*Problem to solve*
All entries are to be quoted exactly; the images stay out of the copy.

*Study material*

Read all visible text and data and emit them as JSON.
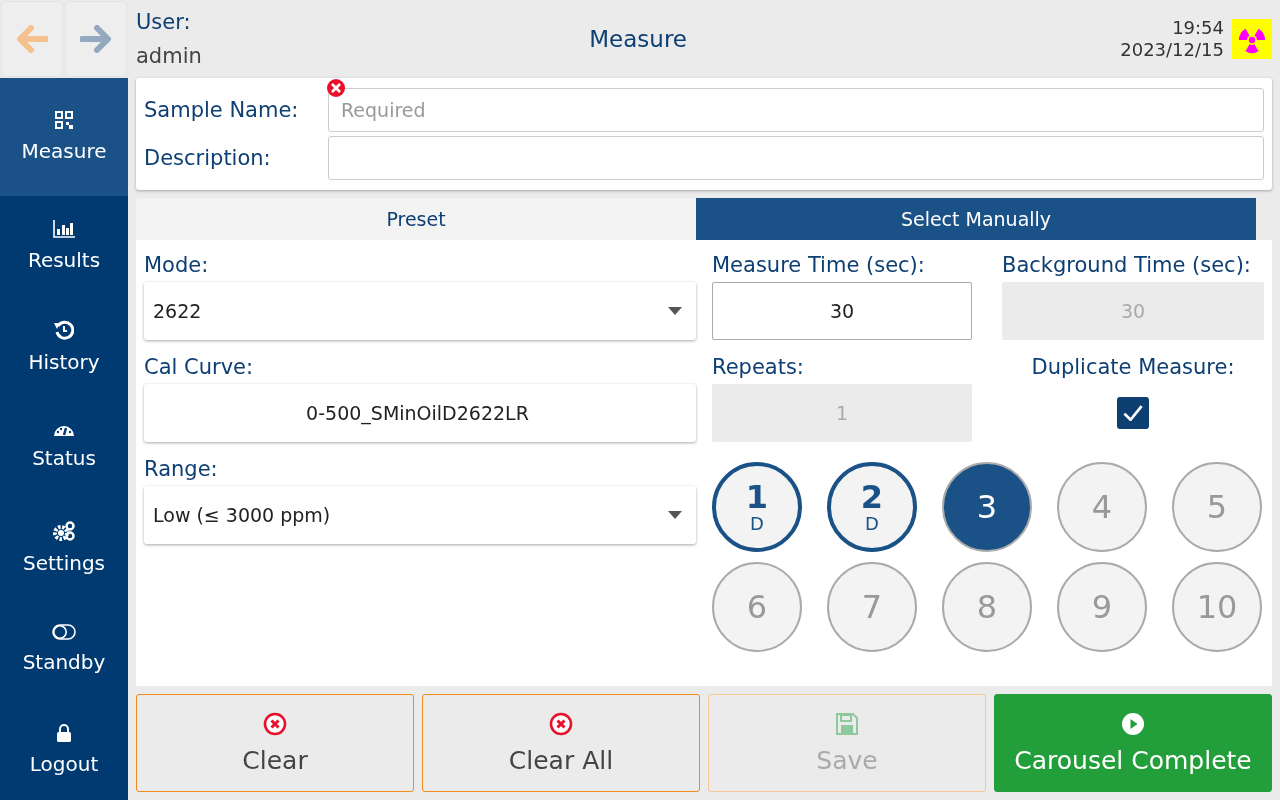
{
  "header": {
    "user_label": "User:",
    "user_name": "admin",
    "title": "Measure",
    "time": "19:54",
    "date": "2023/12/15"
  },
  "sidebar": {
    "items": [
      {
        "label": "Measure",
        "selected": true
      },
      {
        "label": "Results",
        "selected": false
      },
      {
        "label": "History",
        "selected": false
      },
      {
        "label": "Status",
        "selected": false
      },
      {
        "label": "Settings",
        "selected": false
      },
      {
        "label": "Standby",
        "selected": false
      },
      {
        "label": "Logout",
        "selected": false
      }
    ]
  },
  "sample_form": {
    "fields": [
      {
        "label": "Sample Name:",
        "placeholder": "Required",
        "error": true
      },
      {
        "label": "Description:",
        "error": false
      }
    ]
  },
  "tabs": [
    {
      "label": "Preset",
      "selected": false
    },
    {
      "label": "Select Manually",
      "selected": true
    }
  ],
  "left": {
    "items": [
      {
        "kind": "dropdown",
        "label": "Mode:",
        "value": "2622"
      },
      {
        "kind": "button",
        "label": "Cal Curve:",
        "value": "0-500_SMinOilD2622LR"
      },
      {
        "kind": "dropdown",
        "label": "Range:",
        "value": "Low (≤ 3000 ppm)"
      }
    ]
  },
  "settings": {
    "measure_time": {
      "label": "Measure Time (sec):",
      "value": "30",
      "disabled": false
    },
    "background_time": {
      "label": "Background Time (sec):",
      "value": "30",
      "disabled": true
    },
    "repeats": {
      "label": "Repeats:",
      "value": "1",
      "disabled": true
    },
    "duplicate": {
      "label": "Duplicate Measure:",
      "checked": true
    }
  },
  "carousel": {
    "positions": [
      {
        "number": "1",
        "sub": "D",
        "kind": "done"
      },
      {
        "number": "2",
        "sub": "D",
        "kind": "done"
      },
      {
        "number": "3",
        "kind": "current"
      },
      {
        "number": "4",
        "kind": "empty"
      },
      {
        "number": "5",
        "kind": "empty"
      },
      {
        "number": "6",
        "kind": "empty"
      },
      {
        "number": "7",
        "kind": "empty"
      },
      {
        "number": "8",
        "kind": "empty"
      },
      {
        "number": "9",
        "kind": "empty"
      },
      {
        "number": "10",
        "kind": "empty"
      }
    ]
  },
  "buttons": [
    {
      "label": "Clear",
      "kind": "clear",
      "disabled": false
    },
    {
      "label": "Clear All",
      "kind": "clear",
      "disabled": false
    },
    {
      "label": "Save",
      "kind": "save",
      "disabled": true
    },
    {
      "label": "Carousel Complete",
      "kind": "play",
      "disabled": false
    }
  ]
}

*Solution to the exercise*
Read all visible text and data and emit them as JSON.
{
  "header": {
    "user_label": "User:",
    "user_name": "admin",
    "title": "Measure",
    "time": "19:54",
    "date": "2023/12/15"
  },
  "sidebar": {
    "items": [
      {
        "label": "Measure",
        "selected": true
      },
      {
        "label": "Results",
        "selected": false
      },
      {
        "label": "History",
        "selected": false
      },
      {
        "label": "Status",
        "selected": false
      },
      {
        "label": "Settings",
        "selected": false
      },
      {
        "label": "Standby",
        "selected": false
      },
      {
        "label": "Logout",
        "selected": false
      }
    ]
  },
  "sample_form": {
    "fields": [
      {
        "label": "Sample Name:",
        "placeholder": "Required",
        "error": true
      },
      {
        "label": "Description:",
        "error": false
      }
    ]
  },
  "tabs": [
    {
      "label": "Preset",
      "selected": false
    },
    {
      "label": "Select Manually",
      "selected": true
    }
  ],
  "left": {
    "items": [
      {
        "kind": "dropdown",
        "label": "Mode:",
        "value": "2622"
      },
      {
        "kind": "button",
        "label": "Cal Curve:",
        "value": "0-500_SMinOilD2622LR"
      },
      {
        "kind": "dropdown",
        "label": "Range:",
        "value": "Low (≤ 3000 ppm)"
      }
    ]
  },
  "settings": {
    "measure_time": {
      "label": "Measure Time (sec):",
      "value": "30",
      "disabled": false
    },
    "background_time": {
      "label": "Background Time (sec):",
      "value": "30",
      "disabled": true
    },
    "repeats": {
      "label": "Repeats:",
      "value": "1",
      "disabled": true
    },
    "duplicate": {
      "label": "Duplicate Measure:",
      "checked": true
    }
  },
  "carousel": {
    "positions": [
      {
        "number": "1",
        "sub": "D",
        "kind": "done"
      },
      {
        "number": "2",
        "sub": "D",
        "kind": "done"
      },
      {
        "number": "3",
        "kind": "current"
      },
      {
        "number": "4",
        "kind": "empty"
      },
      {
        "number": "5",
        "kind": "empty"
      },
      {
        "number": "6",
        "kind": "empty"
      },
      {
        "number": "7",
        "kind": "empty"
      },
      {
        "number": "8",
        "kind": "empty"
      },
      {
        "number": "9",
        "kind": "empty"
      },
      {
        "number": "10",
        "kind": "empty"
      }
    ]
  },
  "buttons": [
    {
      "label": "Clear",
      "kind": "clear",
      "disabled": false
    },
    {
      "label": "Clear All",
      "kind": "clear",
      "disabled": false
    },
    {
      "label": "Save",
      "kind": "save",
      "disabled": true
    },
    {
      "label": "Carousel Complete",
      "kind": "play",
      "disabled": false
    }
  ]
}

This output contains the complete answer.